Sign up to get involved and help AARP cut the red tape.
Elaine Ryan is the vice president of state advocacy and strategy integration (SASI) for AARP. She leads a team of dedicated legislative staff members who work with AARP state offices to advance advocacy with governors and state legislators, helping people 50-plus attain and maintain their health and financial security.
Over the past century our society has become distant from both death and the tending to our dead. According to Gary Laderman’s book Rest in Peace: a Cultural History of Death and the Funeral Industry in Twentieth-Century America, “The divide was produced by three social factors: changes in demographic patterns, the rise of hospitals as places of dying, and the growth of modern funeral homes” (p 1). Our mental, emotional, spiritual, financial and societal health has been negatively affected directly and indirectly by this disconnect. Because our relationship to death is at the core of what it is to be human, this detachment affects both individual and societal health.
But there is good news! A revolution to reconnect with the final rite of passage has begun. More and more organizations, community events (e.g. Death Cafes, TedTalks) articles, blogs, books, are addressing this issue. The National Home Funeral Alliance reports membership has grown over 200% in the last two years. The time has come for nurses (and others involved in end-of-life care) to take leading roles in assisting communities to reclaim the human and inalienable right to care for their own deceased loved ones.
Nurses are in the unique and profound position to strengthen the power and improve the health of this neglected link. According to Olausson and Ferrell in their 2013 study of nurses’ perspectives on the importance of after-death care, “across all settings, nurses are generally the only professionals whose care extends beyond the time of death” (p. 1). We have not only an opportunity but a responsibility to facilitate care beyond the time of death that is beneficial and empowering to those grieving.

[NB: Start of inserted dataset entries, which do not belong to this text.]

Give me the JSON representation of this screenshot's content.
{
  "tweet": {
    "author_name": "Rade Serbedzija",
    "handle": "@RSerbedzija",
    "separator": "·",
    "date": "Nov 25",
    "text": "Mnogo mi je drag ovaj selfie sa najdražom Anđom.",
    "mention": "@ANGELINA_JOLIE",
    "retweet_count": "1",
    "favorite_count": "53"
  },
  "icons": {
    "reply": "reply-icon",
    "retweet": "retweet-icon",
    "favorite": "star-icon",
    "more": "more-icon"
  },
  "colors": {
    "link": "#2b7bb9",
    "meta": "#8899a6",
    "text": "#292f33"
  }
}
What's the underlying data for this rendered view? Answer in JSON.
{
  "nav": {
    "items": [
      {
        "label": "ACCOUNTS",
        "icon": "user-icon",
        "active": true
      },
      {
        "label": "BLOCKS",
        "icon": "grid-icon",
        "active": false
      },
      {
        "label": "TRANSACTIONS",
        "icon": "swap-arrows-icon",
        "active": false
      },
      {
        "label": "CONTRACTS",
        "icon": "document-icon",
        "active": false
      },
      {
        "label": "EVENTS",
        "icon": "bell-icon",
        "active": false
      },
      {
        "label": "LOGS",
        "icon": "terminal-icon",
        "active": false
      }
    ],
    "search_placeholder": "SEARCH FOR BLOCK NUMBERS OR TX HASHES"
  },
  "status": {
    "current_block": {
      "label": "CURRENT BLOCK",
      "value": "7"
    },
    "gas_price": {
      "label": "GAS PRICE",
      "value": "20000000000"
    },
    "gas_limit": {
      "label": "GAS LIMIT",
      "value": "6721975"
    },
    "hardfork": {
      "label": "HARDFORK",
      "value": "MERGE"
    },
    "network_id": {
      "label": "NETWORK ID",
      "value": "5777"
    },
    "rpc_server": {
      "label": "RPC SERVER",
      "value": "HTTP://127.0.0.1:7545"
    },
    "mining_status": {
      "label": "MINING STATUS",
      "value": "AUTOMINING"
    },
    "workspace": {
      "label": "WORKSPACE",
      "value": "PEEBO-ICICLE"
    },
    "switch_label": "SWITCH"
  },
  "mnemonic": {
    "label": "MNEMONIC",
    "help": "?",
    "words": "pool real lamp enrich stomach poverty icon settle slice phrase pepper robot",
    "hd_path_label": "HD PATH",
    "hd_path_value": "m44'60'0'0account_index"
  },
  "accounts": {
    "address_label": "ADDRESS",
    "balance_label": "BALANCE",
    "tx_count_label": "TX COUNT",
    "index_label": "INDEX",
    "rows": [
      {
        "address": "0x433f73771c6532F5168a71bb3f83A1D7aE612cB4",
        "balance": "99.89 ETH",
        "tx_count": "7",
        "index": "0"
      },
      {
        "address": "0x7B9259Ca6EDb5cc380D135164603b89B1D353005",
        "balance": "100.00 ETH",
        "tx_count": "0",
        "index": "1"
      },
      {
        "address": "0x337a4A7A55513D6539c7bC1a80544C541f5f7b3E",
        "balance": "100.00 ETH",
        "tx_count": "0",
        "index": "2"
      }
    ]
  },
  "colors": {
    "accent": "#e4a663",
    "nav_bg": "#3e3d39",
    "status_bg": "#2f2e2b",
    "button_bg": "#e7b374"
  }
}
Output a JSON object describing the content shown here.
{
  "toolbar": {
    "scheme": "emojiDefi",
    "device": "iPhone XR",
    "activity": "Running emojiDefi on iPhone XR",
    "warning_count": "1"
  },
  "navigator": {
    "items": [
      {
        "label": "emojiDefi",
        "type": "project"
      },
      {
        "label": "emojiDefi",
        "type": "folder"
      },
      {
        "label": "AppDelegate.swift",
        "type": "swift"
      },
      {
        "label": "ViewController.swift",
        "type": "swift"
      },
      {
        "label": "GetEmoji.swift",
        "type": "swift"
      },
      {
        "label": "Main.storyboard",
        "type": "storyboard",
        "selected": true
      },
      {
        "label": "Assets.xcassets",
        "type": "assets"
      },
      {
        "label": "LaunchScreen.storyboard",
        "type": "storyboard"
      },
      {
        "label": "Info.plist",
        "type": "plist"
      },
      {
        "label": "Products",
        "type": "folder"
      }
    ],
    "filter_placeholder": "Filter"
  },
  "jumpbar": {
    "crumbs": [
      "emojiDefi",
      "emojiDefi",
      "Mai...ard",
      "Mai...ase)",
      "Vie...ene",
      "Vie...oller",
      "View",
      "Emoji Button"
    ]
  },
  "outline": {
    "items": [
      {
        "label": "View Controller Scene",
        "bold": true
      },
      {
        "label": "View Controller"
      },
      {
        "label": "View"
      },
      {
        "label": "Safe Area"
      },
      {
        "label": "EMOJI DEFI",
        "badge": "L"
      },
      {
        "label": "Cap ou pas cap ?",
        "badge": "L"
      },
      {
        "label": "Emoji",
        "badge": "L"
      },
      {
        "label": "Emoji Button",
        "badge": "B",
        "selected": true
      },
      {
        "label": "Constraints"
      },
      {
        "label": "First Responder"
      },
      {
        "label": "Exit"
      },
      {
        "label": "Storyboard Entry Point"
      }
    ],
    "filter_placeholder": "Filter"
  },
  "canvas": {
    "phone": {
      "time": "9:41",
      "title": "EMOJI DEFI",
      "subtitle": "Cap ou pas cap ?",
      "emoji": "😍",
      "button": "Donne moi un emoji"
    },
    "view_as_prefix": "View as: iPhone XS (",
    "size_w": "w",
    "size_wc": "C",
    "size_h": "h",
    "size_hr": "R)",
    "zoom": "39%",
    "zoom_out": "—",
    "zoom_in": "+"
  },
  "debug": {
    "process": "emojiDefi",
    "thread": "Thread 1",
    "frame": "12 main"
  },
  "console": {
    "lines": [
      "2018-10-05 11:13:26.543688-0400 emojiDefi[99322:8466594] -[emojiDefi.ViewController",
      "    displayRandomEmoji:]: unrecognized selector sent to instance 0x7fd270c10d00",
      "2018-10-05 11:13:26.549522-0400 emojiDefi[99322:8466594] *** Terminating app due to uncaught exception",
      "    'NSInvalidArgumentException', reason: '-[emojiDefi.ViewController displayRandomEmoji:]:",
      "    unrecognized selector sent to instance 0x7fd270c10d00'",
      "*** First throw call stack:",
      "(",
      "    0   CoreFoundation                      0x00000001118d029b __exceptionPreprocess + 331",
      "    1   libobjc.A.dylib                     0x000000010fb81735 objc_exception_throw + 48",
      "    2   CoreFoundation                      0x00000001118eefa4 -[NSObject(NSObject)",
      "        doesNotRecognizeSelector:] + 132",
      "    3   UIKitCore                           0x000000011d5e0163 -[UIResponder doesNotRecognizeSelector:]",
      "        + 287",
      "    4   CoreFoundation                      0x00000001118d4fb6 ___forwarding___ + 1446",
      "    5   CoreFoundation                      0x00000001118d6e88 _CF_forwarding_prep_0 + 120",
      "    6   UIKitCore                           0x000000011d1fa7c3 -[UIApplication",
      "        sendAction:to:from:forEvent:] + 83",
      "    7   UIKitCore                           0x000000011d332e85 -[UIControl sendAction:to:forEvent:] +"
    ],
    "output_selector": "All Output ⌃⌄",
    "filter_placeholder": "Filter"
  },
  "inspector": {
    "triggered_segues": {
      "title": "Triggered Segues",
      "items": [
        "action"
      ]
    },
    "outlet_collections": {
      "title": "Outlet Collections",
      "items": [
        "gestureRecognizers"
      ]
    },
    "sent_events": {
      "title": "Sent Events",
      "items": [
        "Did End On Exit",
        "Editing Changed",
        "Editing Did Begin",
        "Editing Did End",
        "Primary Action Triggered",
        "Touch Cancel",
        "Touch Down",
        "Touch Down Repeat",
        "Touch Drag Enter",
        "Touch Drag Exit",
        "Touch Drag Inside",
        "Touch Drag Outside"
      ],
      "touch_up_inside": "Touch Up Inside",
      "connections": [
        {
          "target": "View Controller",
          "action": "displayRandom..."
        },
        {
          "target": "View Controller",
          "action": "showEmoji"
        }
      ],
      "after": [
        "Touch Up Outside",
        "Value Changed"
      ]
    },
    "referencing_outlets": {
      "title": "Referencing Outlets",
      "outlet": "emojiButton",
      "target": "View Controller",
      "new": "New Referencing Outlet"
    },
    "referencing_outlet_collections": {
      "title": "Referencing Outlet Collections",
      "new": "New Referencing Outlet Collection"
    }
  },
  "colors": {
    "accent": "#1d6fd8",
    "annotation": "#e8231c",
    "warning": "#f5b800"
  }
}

Bedside ritual is an example of such care. In Cacciatore’s and Flint’s poignant study of rituals and their “evolutionary benefits” (p 158), ritual can be described as “out of the ordinary activities that act as a bridge, crossing thresholds from one status to another” (p. 159). These acts “can help families make sense of chaos, cope with loss, and facilitate grieving” (Berry and Griffie, 2010, as cited in Olausson and Ferrel’s study, p.1).
As nurses who have journeyed with hundreds of dying people and their families, the cofounders of One Washcloth know how precious and transformative hands-on after-death care can be for those beginning the grieving process. Once given a washcloth, loved ones require little (if any) instruction. The simple act of wiping the brow or hands of a friend or family member who has died is intuitive, can be extremely therapeutic and is a ritual in its own right.
Through the simple gift of a washcloth, we hope for movement toward healing in our society as a whole, as we come to accept death as an important, honored part of life.
One Washcloth would like to hear from you! We hope to build community among those who value the importance of reconnecting our families, friends, clients, and culture with care of our loved ones in death. Our hope is that through sharing our stories, a qualitative research study might be undertaken to demonstrate the healing benefits of involvement in after-death care of loved ones.
(Editor’s note: Nurses have a powerful opportunity to transform end-of-life and peri-mortem care. Take it! The One Washcloth Project is a great way to start. Please share any other ideas you have, regardless of where you are in the healthcare spectrum. -Monica Williams-Murphy, MD)